Task details = The task calls for each line of the records below in which the word "icon" appears.

Dataset excerpts =
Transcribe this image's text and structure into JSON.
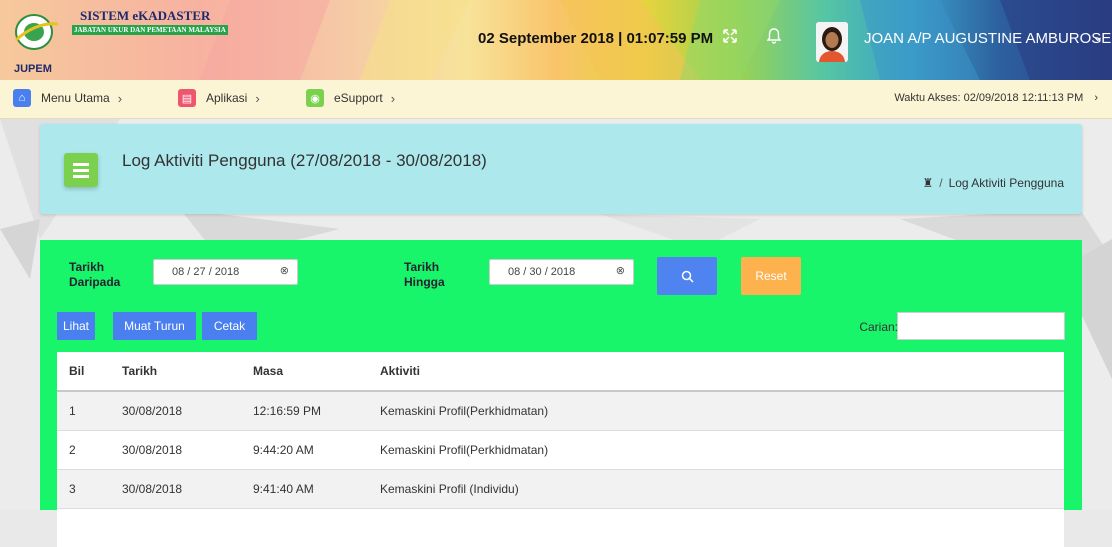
{
  "header": {
    "brand_title": "SISTEM eKADASTER",
    "brand_subtitle": "JABATAN UKUR DAN PEMETAAN MALAYSIA",
    "logo_text": "JUPEM",
    "datetime": "02 September 2018 | 01:07:59 PM",
    "fullscreen_icon": "expand-icon",
    "notification_icon": "bell-icon",
    "user_name": "JOAN A/P AUGUSTINE AMBUROSE"
  },
  "nav": {
    "items": [
      {
        "label": "Menu Utama",
        "icon": "home-icon",
        "color": "#4a7ff0"
      },
      {
        "label": "Aplikasi",
        "icon": "apps-icon",
        "color": "#f0556e"
      },
      {
        "label": "eSupport",
        "icon": "support-icon",
        "color": "#7bd04e"
      }
    ],
    "access_time": "Waktu Akses: 02/09/2018 12:11:13 PM"
  },
  "page": {
    "title": "Log Aktiviti Pengguna (27/08/2018 - 30/08/2018)",
    "breadcrumb_current": "Log Aktiviti Pengguna",
    "breadcrumb_sep": "/"
  },
  "filter": {
    "from_label_1": "Tarikh",
    "from_label_2": "Daripada",
    "from_value": "08 / 27 / 2018",
    "to_label_1": "Tarikh",
    "to_label_2": "Hingga",
    "to_value": "08 / 30 / 2018",
    "reset_label": "Reset"
  },
  "toolbar": {
    "view_label": "Lihat",
    "download_label": "Muat Turun",
    "print_label": "Cetak",
    "search_label": "Carian:",
    "search_value": ""
  },
  "table": {
    "headers": [
      "Bil",
      "Tarikh",
      "Masa",
      "Aktiviti"
    ],
    "rows": [
      [
        "1",
        "30/08/2018",
        "12:16:59 PM",
        "Kemaskini Profil(Perkhidmatan)"
      ],
      [
        "2",
        "30/08/2018",
        "9:44:20 AM",
        "Kemaskini Profil(Perkhidmatan)"
      ],
      [
        "3",
        "30/08/2018",
        "9:41:40 AM",
        "Kemaskini Profil (Individu)"
      ],
      [
        "",
        "",
        "",
        ""
      ]
    ]
  },
  "colors": {
    "accent_blue": "#4a7ff0",
    "title_card": "#ade8ec",
    "content_green": "#19f56a",
    "reset_orange": "#fdb24d",
    "nav_bg": "#fbf5d6"
  }
}
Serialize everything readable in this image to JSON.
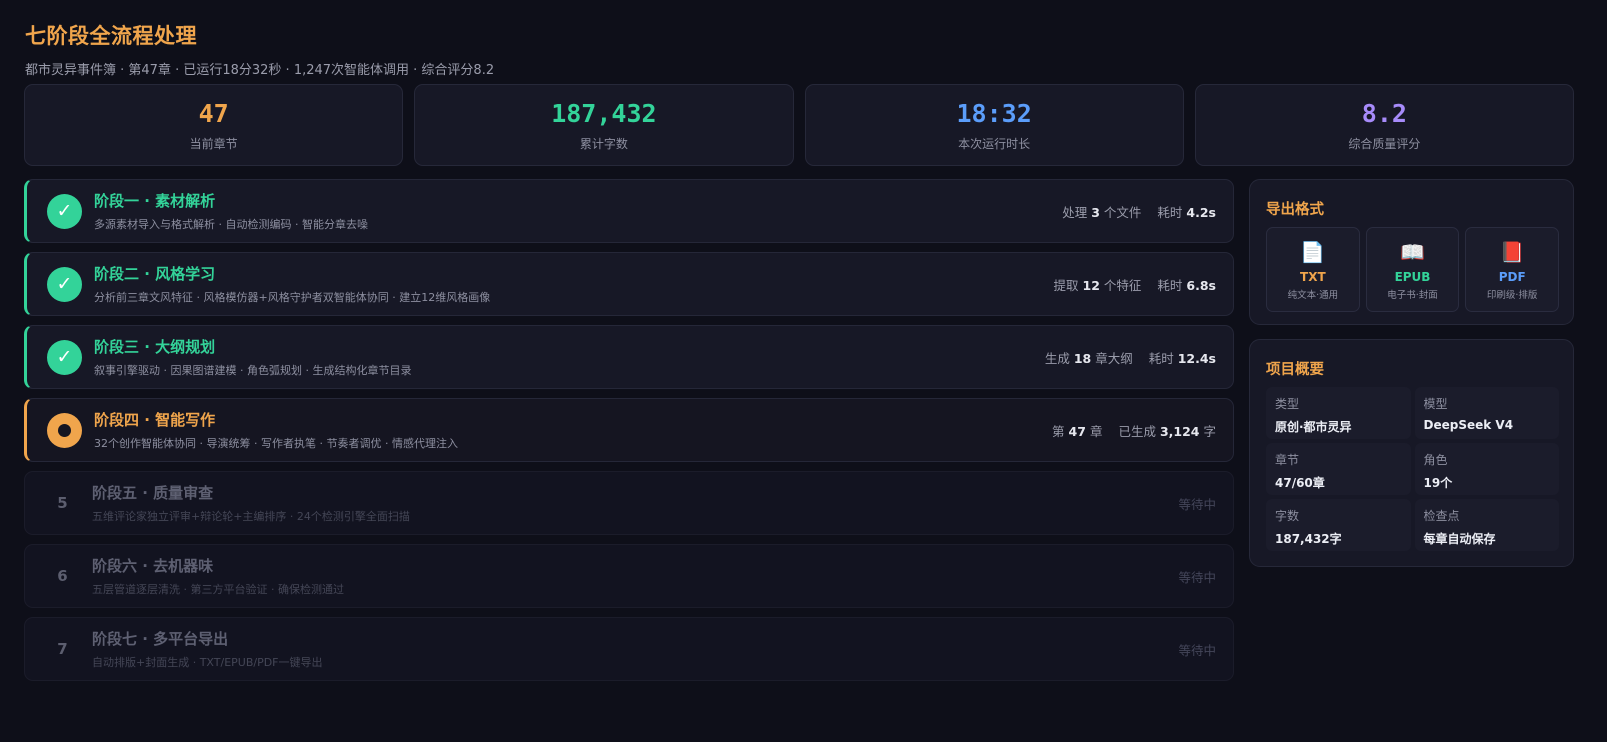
{
  "header": {
    "title": "七阶段全流程处理",
    "subtitle": "都市灵异事件簿 · 第47章 · 已运行18分32秒 · 1,247次智能体调用 · 综合评分8.2"
  },
  "stats": [
    {
      "value": "47",
      "label": "当前章节",
      "color": "#f0a54c"
    },
    {
      "value": "187,432",
      "label": "累计字数",
      "color": "#33d399"
    },
    {
      "value": "18:32",
      "label": "本次运行时长",
      "color": "#5b9dfa"
    },
    {
      "value": "8.2",
      "label": "综合质量评分",
      "color": "#a78bfa"
    }
  ],
  "stages": [
    {
      "status": "done",
      "badge": "✓",
      "title": "阶段一 · 素材解析",
      "desc": "多源素材导入与格式解析 · 自动检测编码 · 智能分章去噪",
      "meta": [
        {
          "pre": "处理",
          "val": "3",
          "post": "个文件"
        },
        {
          "pre": "耗时",
          "val": "4.2s",
          "post": ""
        }
      ]
    },
    {
      "status": "done",
      "badge": "✓",
      "title": "阶段二 · 风格学习",
      "desc": "分析前三章文风特征 · 风格模仿器+风格守护者双智能体协同 · 建立12维风格画像",
      "meta": [
        {
          "pre": "提取",
          "val": "12",
          "post": "个特征"
        },
        {
          "pre": "耗时",
          "val": "6.8s",
          "post": ""
        }
      ]
    },
    {
      "status": "done",
      "badge": "✓",
      "title": "阶段三 · 大纲规划",
      "desc": "叙事引擎驱动 · 因果图谱建模 · 角色弧规划 · 生成结构化章节目录",
      "meta": [
        {
          "pre": "生成",
          "val": "18",
          "post": "章大纲"
        },
        {
          "pre": "耗时",
          "val": "12.4s",
          "post": ""
        }
      ]
    },
    {
      "status": "active",
      "badge": "",
      "title": "阶段四 · 智能写作",
      "desc": "32个创作智能体协同 · 导演统筹 · 写作者执笔 · 节奏者调优 · 情感代理注入",
      "meta": [
        {
          "pre": "第",
          "val": "47",
          "post": "章"
        },
        {
          "pre": "已生成",
          "val": "3,124",
          "post": "字"
        }
      ]
    },
    {
      "status": "pending",
      "badge": "5",
      "title": "阶段五 · 质量审查",
      "desc": "五维评论家独立评审+辩论轮+主编排序 · 24个检测引擎全面扫描",
      "meta": [
        {
          "pre": "等待中",
          "val": "",
          "post": ""
        }
      ]
    },
    {
      "status": "pending",
      "badge": "6",
      "title": "阶段六 · 去机器味",
      "desc": "五层管道逐层清洗 · 第三方平台验证 · 确保检测通过",
      "meta": [
        {
          "pre": "等待中",
          "val": "",
          "post": ""
        }
      ]
    },
    {
      "status": "pending",
      "badge": "7",
      "title": "阶段七 · 多平台导出",
      "desc": "自动排版+封面生成 · TXT/EPUB/PDF一键导出",
      "meta": [
        {
          "pre": "等待中",
          "val": "",
          "post": ""
        }
      ]
    }
  ],
  "export": {
    "title": "导出格式",
    "formats": [
      {
        "icon": "📄",
        "icon_name": "txt-file-icon",
        "name": "TXT",
        "desc": "纯文本·通用",
        "color": "#f0a54c"
      },
      {
        "icon": "📖",
        "icon_name": "epub-book-icon",
        "name": "EPUB",
        "desc": "电子书·封面",
        "color": "#33d399"
      },
      {
        "icon": "📕",
        "icon_name": "pdf-book-icon",
        "name": "PDF",
        "desc": "印刷级·排版",
        "color": "#5b9dfa"
      }
    ]
  },
  "overview": {
    "title": "项目概要",
    "items": [
      {
        "label": "类型",
        "value": "原创·都市灵异"
      },
      {
        "label": "模型",
        "value": "DeepSeek V4"
      },
      {
        "label": "章节",
        "value": "47/60章"
      },
      {
        "label": "角色",
        "value": "19个"
      },
      {
        "label": "字数",
        "value": "187,432字"
      },
      {
        "label": "检查点",
        "value": "每章自动保存"
      }
    ]
  }
}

Problem solution =
    "fullscreen_icon": "expand-icon",
    "notification_icon": "bell-icon",
        "icon": "home-icon",
        "icon": "apps-icon",
        "icon": "support-icon",
        "icon": "📄",
        "icon_name": "txt-file-icon",
        "icon": "📖",
        "icon_name": "epub-book-icon",
        "icon": "📕",
        "icon_name": "pdf-book-icon",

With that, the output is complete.